Recorded data:

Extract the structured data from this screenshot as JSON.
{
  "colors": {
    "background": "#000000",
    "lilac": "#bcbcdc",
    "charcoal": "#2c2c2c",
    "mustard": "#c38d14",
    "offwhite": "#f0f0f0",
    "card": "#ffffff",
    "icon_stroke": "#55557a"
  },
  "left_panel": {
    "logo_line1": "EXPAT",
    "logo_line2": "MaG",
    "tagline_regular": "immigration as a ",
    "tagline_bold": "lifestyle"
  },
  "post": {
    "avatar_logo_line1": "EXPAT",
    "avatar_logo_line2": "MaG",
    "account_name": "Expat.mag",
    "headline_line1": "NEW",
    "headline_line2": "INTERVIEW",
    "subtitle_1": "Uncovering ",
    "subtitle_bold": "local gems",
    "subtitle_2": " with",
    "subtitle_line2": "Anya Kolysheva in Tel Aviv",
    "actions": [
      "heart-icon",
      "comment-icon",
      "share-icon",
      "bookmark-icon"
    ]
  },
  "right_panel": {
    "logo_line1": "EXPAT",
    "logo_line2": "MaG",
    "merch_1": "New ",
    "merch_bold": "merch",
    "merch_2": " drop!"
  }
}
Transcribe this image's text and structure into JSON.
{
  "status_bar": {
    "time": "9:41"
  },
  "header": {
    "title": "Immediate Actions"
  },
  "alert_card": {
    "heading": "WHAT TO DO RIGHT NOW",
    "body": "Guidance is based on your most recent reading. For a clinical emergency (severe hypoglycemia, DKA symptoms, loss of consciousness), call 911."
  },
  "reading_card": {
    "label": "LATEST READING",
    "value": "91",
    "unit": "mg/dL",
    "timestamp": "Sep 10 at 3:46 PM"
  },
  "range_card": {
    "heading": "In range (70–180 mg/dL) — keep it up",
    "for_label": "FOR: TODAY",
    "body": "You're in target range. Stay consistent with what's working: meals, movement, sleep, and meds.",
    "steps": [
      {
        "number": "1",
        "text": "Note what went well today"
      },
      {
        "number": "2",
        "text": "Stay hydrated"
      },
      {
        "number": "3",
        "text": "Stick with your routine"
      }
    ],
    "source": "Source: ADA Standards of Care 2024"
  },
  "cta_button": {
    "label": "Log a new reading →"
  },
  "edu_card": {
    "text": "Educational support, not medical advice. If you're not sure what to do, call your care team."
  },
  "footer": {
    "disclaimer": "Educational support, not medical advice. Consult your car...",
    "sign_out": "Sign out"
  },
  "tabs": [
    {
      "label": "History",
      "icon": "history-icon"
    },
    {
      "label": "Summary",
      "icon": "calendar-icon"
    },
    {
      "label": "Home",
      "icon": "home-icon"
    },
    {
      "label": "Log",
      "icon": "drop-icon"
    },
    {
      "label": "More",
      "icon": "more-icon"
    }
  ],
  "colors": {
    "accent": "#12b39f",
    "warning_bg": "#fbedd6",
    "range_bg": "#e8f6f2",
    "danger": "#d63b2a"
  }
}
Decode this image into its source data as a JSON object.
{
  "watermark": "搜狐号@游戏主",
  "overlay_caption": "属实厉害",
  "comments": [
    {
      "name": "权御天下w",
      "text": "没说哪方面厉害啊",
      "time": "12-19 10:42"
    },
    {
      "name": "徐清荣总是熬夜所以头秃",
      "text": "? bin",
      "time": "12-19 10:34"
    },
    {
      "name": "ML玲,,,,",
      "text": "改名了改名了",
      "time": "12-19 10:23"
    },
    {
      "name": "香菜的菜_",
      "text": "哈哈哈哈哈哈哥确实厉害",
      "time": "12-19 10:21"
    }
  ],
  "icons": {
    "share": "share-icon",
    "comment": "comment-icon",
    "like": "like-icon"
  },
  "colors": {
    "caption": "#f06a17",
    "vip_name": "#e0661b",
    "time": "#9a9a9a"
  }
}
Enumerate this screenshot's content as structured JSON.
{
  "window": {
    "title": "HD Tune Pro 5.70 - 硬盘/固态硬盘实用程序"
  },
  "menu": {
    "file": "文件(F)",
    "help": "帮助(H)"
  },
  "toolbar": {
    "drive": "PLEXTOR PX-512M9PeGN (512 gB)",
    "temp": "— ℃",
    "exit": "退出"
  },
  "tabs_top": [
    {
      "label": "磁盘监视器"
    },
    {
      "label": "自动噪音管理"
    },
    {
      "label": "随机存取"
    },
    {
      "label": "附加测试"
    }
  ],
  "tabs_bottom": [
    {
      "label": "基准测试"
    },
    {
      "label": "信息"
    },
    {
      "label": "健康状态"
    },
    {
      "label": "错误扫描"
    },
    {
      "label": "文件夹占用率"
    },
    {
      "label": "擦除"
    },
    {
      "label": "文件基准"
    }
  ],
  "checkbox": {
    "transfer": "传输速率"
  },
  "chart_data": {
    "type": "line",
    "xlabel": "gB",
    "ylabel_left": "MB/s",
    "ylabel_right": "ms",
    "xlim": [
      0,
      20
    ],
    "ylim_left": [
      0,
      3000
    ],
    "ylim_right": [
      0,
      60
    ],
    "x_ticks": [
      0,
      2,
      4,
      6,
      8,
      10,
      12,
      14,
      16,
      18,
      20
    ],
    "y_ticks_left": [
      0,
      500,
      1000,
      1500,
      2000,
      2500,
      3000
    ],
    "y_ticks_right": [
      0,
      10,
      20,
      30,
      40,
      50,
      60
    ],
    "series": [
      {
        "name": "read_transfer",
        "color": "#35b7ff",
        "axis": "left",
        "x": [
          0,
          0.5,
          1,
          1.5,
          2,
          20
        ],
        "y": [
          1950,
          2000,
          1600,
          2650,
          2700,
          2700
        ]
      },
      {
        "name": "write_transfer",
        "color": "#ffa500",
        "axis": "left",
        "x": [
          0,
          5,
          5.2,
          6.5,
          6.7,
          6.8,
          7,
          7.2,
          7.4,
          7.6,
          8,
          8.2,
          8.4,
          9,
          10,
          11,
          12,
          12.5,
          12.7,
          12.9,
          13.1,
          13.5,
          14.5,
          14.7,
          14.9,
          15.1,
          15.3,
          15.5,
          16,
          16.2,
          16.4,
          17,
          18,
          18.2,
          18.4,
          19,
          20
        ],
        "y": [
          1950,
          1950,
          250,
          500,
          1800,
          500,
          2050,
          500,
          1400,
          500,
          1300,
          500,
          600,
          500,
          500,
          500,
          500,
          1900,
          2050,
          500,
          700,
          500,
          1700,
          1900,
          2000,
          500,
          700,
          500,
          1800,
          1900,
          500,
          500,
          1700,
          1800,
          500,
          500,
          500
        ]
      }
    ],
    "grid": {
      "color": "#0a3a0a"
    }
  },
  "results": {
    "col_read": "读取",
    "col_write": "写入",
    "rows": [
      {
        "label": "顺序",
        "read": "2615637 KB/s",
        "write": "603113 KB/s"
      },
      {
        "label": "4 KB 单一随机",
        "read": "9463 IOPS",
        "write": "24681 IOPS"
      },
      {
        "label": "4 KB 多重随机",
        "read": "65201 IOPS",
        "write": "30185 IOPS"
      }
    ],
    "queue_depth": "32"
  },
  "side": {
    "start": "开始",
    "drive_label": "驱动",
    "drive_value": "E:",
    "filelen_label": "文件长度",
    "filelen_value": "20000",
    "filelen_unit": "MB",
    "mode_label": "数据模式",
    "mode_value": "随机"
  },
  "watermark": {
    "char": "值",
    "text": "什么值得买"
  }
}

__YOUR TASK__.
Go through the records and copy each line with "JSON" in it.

__ANSWER TO THIS PROBLEM__.
Extract the structured data from this screenshot as JSON.
Transcribe this image's text and structure into JSON.
Decode this image into its source data as a JSON object.
Enumerate this screenshot's content as structured JSON.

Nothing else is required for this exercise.